International Fetal Alcohol Spectrum Disorders (FASD) Awareness Day will be observed this year on Thursday. For 11 years, International FASD Awareness Day has been observed starting at 9:09 a.m. around the world, through each of the time zones, from New Zealand to Alaska.
FASD is a term used to describe more than 250 conditions that happen to children whose mothers drank alcohol during pregnancy. This group of disorders includes fetal alcohol syndrome (FAS), fetal alcohol effects (FAE), alcohol-related neurodevelopmental disorder (ARND) and alcohol-related birth defects (ARBD), among others. Children born with FASD can experience life-long physical, mental, behavioral and learning disabilities. It is common for children born with FASD to later experience school difficulties, juvenile delinquency, unemployment and crime.
Alaska has the nation's highest rate of FASD at 16.3 children per 1,000 births, and 1.5 children born with FAS per 1,000 births. That means about 160 children are born with FASD in Alaska each year, and about 15 of them have FAS. The McDowell Group estimates it costs as much as $3.1 million over the course of a lifetime to care for someone who is born with FASD.
"There is no safe amount of alcohol to drink at any time during pregnancy," said Gayle Young, SEARHC Neurodevelopmental Team Coordinator for the SEARHC Haa Toowóo Náakw Hít Outpatient Behavioral Health Clinic in Sitka. "Each time a pregnant woman drinks, her baby drinks too."
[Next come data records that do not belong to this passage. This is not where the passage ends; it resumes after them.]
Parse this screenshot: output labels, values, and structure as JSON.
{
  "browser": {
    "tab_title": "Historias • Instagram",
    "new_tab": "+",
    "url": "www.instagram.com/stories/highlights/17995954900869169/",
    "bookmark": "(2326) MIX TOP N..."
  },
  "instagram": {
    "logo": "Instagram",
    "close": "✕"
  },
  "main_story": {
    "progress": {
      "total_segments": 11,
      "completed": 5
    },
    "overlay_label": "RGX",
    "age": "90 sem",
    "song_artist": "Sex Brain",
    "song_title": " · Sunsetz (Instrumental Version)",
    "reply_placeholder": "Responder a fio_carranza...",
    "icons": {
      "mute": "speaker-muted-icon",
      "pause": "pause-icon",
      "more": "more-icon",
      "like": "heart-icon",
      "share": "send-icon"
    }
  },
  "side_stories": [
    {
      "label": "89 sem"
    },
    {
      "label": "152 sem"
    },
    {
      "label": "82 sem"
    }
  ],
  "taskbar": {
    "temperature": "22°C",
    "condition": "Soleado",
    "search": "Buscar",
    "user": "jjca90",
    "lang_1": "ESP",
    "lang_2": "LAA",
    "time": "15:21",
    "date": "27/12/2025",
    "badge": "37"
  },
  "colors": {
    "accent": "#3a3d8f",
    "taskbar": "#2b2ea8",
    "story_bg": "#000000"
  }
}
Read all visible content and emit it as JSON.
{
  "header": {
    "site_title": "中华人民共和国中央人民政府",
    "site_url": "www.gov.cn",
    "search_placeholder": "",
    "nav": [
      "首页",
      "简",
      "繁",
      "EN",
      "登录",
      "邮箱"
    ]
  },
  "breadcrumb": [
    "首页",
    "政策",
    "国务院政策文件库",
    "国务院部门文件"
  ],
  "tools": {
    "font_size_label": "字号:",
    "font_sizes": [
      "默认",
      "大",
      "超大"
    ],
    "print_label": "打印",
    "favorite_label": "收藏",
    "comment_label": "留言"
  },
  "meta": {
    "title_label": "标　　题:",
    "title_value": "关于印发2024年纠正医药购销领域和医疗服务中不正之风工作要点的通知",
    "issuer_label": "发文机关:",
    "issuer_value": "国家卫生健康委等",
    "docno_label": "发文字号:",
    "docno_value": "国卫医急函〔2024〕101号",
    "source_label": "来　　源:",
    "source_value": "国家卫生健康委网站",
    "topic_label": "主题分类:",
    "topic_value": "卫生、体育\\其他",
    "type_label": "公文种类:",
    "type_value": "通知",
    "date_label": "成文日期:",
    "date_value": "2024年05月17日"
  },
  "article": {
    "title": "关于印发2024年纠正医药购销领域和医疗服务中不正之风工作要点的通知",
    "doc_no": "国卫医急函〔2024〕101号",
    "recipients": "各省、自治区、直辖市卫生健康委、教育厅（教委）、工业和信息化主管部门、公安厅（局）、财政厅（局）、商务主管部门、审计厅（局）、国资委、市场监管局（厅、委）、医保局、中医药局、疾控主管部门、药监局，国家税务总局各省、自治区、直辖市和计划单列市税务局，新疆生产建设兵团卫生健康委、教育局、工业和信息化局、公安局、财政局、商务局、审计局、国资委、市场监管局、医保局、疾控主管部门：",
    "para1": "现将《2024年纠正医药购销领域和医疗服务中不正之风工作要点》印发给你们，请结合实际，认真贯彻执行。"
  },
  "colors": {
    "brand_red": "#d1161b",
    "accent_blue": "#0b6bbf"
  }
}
This year, Alaska's FASD Awareness Day observances will focus on honoring pregnant women making healthy choices. In communities throughout the state, including Sitka and Juneau, local restaurants and bars are providing free non-alcoholic beverages to pregnant women on Sept. 9.
For information about FASD prevention, screening and treatment, please contact Gayle Young at the SEARHC Haa Toowóo Náakw Hít Outpatient Behavioral Health Clinic at 966-8815 or by e-mail at email@example.com. For more information about International FASD Awareness Day, go to www.fasday.com.